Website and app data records
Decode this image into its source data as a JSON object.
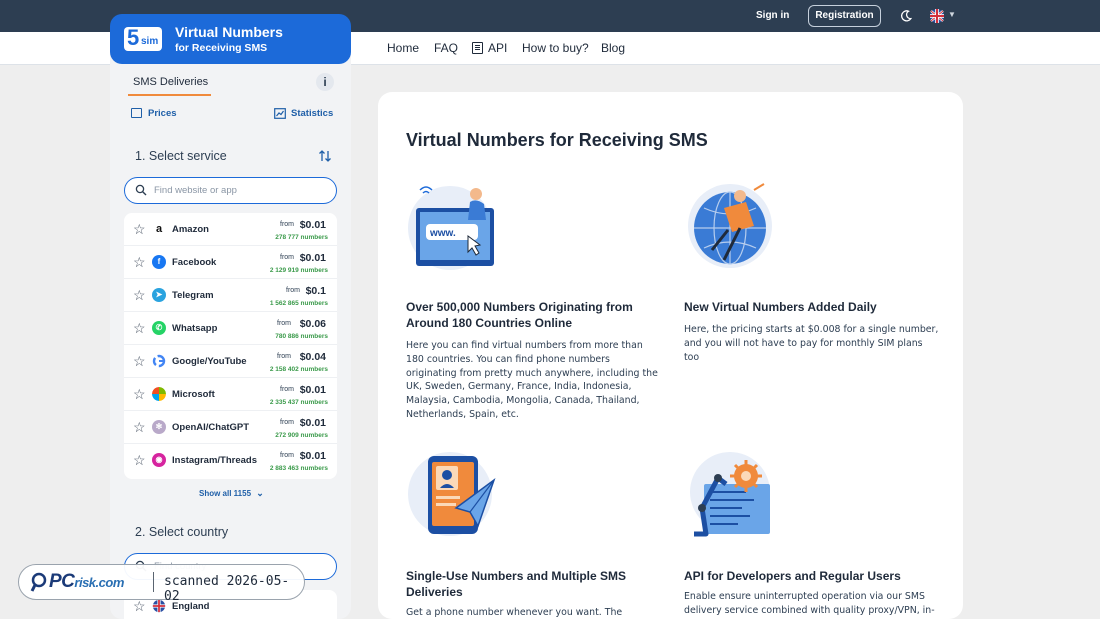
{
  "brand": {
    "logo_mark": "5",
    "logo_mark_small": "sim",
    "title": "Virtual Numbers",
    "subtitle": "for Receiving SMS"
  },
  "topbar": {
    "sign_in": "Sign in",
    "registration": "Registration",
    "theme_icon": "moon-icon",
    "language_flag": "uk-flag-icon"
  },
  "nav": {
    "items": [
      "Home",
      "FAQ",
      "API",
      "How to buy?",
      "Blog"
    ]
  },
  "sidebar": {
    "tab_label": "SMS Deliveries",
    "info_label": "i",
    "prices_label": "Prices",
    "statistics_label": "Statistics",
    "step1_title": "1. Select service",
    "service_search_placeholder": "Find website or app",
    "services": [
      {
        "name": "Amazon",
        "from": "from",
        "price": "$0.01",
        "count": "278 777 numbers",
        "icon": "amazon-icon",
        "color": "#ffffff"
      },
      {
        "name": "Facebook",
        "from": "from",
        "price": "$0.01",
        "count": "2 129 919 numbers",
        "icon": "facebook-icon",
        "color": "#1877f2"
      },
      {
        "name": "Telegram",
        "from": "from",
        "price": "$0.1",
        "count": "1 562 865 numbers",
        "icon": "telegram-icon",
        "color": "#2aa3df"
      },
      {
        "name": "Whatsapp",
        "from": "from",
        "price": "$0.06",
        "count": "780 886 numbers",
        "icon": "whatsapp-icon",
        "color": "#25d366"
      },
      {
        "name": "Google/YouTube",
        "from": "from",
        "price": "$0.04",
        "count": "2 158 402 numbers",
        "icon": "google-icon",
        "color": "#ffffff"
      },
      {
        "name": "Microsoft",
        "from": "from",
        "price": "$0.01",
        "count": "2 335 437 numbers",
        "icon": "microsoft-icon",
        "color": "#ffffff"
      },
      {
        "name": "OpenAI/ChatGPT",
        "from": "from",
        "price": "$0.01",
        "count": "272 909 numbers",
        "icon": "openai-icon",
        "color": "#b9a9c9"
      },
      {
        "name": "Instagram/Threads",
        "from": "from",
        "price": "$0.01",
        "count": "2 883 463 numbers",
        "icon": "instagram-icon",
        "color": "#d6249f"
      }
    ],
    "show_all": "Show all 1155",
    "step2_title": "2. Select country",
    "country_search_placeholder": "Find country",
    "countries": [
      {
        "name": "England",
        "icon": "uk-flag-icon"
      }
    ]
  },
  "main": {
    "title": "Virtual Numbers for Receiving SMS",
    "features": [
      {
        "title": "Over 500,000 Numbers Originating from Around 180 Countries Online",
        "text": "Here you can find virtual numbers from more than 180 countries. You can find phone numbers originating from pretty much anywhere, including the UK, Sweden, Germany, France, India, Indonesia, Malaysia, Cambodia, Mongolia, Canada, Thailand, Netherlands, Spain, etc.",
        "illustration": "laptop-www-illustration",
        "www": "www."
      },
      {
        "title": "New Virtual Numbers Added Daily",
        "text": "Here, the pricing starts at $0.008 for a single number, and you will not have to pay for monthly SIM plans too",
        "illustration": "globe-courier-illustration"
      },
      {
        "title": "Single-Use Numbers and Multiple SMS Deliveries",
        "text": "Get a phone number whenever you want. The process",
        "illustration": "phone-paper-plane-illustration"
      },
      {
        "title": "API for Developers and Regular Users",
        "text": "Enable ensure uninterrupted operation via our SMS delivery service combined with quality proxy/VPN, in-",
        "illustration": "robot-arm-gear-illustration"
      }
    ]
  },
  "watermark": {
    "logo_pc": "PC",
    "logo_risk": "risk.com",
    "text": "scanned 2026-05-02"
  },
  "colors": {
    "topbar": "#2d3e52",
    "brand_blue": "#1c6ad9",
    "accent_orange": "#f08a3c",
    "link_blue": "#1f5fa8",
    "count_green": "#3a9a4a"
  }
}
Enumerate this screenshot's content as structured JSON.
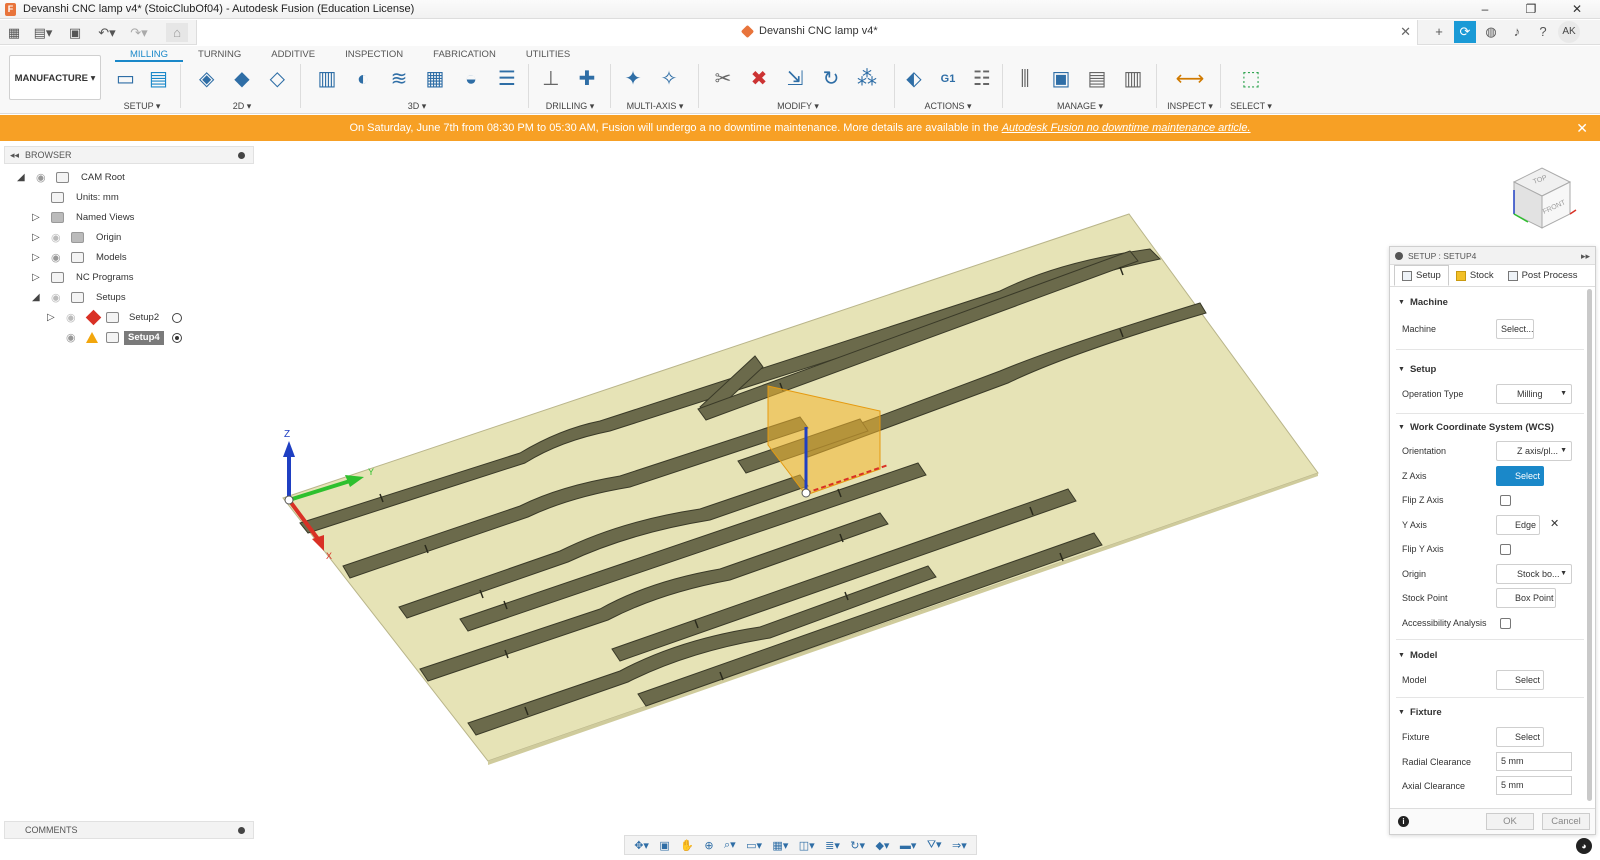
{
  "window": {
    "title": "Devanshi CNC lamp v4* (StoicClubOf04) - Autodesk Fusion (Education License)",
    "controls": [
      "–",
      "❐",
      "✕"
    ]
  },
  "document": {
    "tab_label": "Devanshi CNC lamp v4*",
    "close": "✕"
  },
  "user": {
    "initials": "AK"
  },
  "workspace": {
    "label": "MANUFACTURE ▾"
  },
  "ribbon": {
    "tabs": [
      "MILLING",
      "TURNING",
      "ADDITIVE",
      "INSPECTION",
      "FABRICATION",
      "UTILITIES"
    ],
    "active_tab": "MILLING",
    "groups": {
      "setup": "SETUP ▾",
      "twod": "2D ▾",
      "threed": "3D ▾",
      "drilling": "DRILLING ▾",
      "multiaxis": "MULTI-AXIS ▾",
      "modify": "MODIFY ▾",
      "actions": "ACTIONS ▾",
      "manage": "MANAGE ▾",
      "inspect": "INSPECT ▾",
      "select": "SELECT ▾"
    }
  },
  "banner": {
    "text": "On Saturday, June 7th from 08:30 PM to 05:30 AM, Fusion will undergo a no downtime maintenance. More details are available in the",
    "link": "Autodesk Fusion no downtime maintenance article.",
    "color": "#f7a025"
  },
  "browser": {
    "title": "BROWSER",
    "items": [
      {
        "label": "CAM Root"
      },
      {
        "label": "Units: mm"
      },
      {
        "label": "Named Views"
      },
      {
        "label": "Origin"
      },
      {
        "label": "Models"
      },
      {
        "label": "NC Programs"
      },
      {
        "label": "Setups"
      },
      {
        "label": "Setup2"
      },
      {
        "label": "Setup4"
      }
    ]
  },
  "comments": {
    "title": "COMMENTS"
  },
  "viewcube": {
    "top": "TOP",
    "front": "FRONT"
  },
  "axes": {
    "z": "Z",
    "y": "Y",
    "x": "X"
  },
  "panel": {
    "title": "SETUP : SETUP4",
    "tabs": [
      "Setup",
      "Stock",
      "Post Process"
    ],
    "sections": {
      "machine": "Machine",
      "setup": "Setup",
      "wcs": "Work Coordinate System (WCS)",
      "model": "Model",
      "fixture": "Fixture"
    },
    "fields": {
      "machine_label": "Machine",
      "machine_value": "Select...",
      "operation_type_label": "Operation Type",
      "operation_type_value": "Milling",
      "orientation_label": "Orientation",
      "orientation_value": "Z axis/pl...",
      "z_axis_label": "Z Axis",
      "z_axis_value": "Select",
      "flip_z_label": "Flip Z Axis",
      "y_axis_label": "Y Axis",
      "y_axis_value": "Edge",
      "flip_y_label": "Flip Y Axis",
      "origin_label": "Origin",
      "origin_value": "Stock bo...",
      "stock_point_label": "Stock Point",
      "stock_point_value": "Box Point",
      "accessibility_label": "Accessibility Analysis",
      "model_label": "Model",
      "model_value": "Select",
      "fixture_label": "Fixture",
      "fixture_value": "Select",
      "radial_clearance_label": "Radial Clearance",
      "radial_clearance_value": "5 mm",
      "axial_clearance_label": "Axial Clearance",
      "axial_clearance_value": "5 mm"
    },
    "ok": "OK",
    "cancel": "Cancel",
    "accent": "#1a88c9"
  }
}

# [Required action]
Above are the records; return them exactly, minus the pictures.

# [Reply]
Decode this image into its source data as a JSON object.
{
  "brand": {
    "logo_mark": "5",
    "logo_mark_small": "sim",
    "title": "Virtual Numbers",
    "subtitle": "for Receiving SMS"
  },
  "topbar": {
    "sign_in": "Sign in",
    "registration": "Registration",
    "theme_icon": "moon-icon",
    "language_flag": "uk-flag-icon"
  },
  "nav": {
    "items": [
      "Home",
      "FAQ",
      "API",
      "How to buy?",
      "Blog"
    ]
  },
  "sidebar": {
    "tab_label": "SMS Deliveries",
    "info_label": "i",
    "prices_label": "Prices",
    "statistics_label": "Statistics",
    "step1_title": "1. Select service",
    "service_search_placeholder": "Find website or app",
    "services": [
      {
        "name": "Amazon",
        "from": "from",
        "price": "$0.01",
        "count": "278 777 numbers",
        "icon": "amazon-icon",
        "color": "#ffffff"
      },
      {
        "name": "Facebook",
        "from": "from",
        "price": "$0.01",
        "count": "2 129 919 numbers",
        "icon": "facebook-icon",
        "color": "#1877f2"
      },
      {
        "name": "Telegram",
        "from": "from",
        "price": "$0.1",
        "count": "1 562 865 numbers",
        "icon": "telegram-icon",
        "color": "#2aa3df"
      },
      {
        "name": "Whatsapp",
        "from": "from",
        "price": "$0.06",
        "count": "780 886 numbers",
        "icon": "whatsapp-icon",
        "color": "#25d366"
      },
      {
        "name": "Google/YouTube",
        "from": "from",
        "price": "$0.04",
        "count": "2 158 402 numbers",
        "icon": "google-icon",
        "color": "#ffffff"
      },
      {
        "name": "Microsoft",
        "from": "from",
        "price": "$0.01",
        "count": "2 335 437 numbers",
        "icon": "microsoft-icon",
        "color": "#ffffff"
      },
      {
        "name": "OpenAI/ChatGPT",
        "from": "from",
        "price": "$0.01",
        "count": "272 909 numbers",
        "icon": "openai-icon",
        "color": "#b9a9c9"
      },
      {
        "name": "Instagram/Threads",
        "from": "from",
        "price": "$0.01",
        "count": "2 883 463 numbers",
        "icon": "instagram-icon",
        "color": "#d6249f"
      }
    ],
    "show_all": "Show all 1155",
    "step2_title": "2. Select country",
    "country_search_placeholder": "Find country",
    "countries": [
      {
        "name": "England",
        "icon": "uk-flag-icon"
      }
    ]
  },
  "main": {
    "title": "Virtual Numbers for Receiving SMS",
    "features": [
      {
        "title": "Over 500,000 Numbers Originating from Around 180 Countries Online",
        "text": "Here you can find virtual numbers from more than 180 countries. You can find phone numbers originating from pretty much anywhere, including the UK, Sweden, Germany, France, India, Indonesia, Malaysia, Cambodia, Mongolia, Canada, Thailand, Netherlands, Spain, etc.",
        "illustration": "laptop-www-illustration",
        "www": "www."
      },
      {
        "title": "New Virtual Numbers Added Daily",
        "text": "Here, the pricing starts at $0.008 for a single number, and you will not have to pay for monthly SIM plans too",
        "illustration": "globe-courier-illustration"
      },
      {
        "title": "Single-Use Numbers and Multiple SMS Deliveries",
        "text": "Get a phone number whenever you want. The process",
        "illustration": "phone-paper-plane-illustration"
      },
      {
        "title": "API for Developers and Regular Users",
        "text": "Enable ensure uninterrupted operation via our SMS delivery service combined with quality proxy/VPN, in-",
        "illustration": "robot-arm-gear-illustration"
      }
    ]
  },
  "watermark": {
    "logo_pc": "PC",
    "logo_risk": "risk.com",
    "text": "scanned 2026-05-02"
  },
  "colors": {
    "topbar": "#2d3e52",
    "brand_blue": "#1c6ad9",
    "accent_orange": "#f08a3c",
    "link_blue": "#1f5fa8",
    "count_green": "#3a9a4a"
  }
}
Enumerate this screenshot's content as structured JSON.
{
  "window": {
    "title": "Devanshi CNC lamp v4* (StoicClubOf04) - Autodesk Fusion (Education License)",
    "controls": [
      "–",
      "❐",
      "✕"
    ]
  },
  "document": {
    "tab_label": "Devanshi CNC lamp v4*",
    "close": "✕"
  },
  "user": {
    "initials": "AK"
  },
  "workspace": {
    "label": "MANUFACTURE ▾"
  },
  "ribbon": {
    "tabs": [
      "MILLING",
      "TURNING",
      "ADDITIVE",
      "INSPECTION",
      "FABRICATION",
      "UTILITIES"
    ],
    "active_tab": "MILLING",
    "groups": {
      "setup": "SETUP ▾",
      "twod": "2D ▾",
      "threed": "3D ▾",
      "drilling": "DRILLING ▾",
      "multiaxis": "MULTI-AXIS ▾",
      "modify": "MODIFY ▾",
      "actions": "ACTIONS ▾",
      "manage": "MANAGE ▾",
      "inspect": "INSPECT ▾",
      "select": "SELECT ▾"
    }
  },
  "banner": {
    "text": "On Saturday, June 7th from 08:30 PM to 05:30 AM, Fusion will undergo a no downtime maintenance. More details are available in the",
    "link": "Autodesk Fusion no downtime maintenance article.",
    "color": "#f7a025"
  },
  "browser": {
    "title": "BROWSER",
    "items": [
      {
        "label": "CAM Root"
      },
      {
        "label": "Units: mm"
      },
      {
        "label": "Named Views"
      },
      {
        "label": "Origin"
      },
      {
        "label": "Models"
      },
      {
        "label": "NC Programs"
      },
      {
        "label": "Setups"
      },
      {
        "label": "Setup2"
      },
      {
        "label": "Setup4"
      }
    ]
  },
  "comments": {
    "title": "COMMENTS"
  },
  "viewcube": {
    "top": "TOP",
    "front": "FRONT"
  },
  "axes": {
    "z": "Z",
    "y": "Y",
    "x": "X"
  },
  "panel": {
    "title": "SETUP : SETUP4",
    "tabs": [
      "Setup",
      "Stock",
      "Post Process"
    ],
    "sections": {
      "machine": "Machine",
      "setup": "Setup",
      "wcs": "Work Coordinate System (WCS)",
      "model": "Model",
      "fixture": "Fixture"
    },
    "fields": {
      "machine_label": "Machine",
      "machine_value": "Select...",
      "operation_type_label": "Operation Type",
      "operation_type_value": "Milling",
      "orientation_label": "Orientation",
      "orientation_value": "Z axis/pl...",
      "z_axis_label": "Z Axis",
      "z_axis_value": "Select",
      "flip_z_label": "Flip Z Axis",
      "y_axis_label": "Y Axis",
      "y_axis_value": "Edge",
      "flip_y_label": "Flip Y Axis",
      "origin_label": "Origin",
      "origin_value": "Stock bo...",
      "stock_point_label": "Stock Point",
      "stock_point_value": "Box Point",
      "accessibility_label": "Accessibility Analysis",
      "model_label": "Model",
      "model_value": "Select",
      "fixture_label": "Fixture",
      "fixture_value": "Select",
      "radial_clearance_label": "Radial Clearance",
      "radial_clearance_value": "5 mm",
      "axial_clearance_label": "Axial Clearance",
      "axial_clearance_value": "5 mm"
    },
    "ok": "OK",
    "cancel": "Cancel",
    "accent": "#1a88c9"
  }
}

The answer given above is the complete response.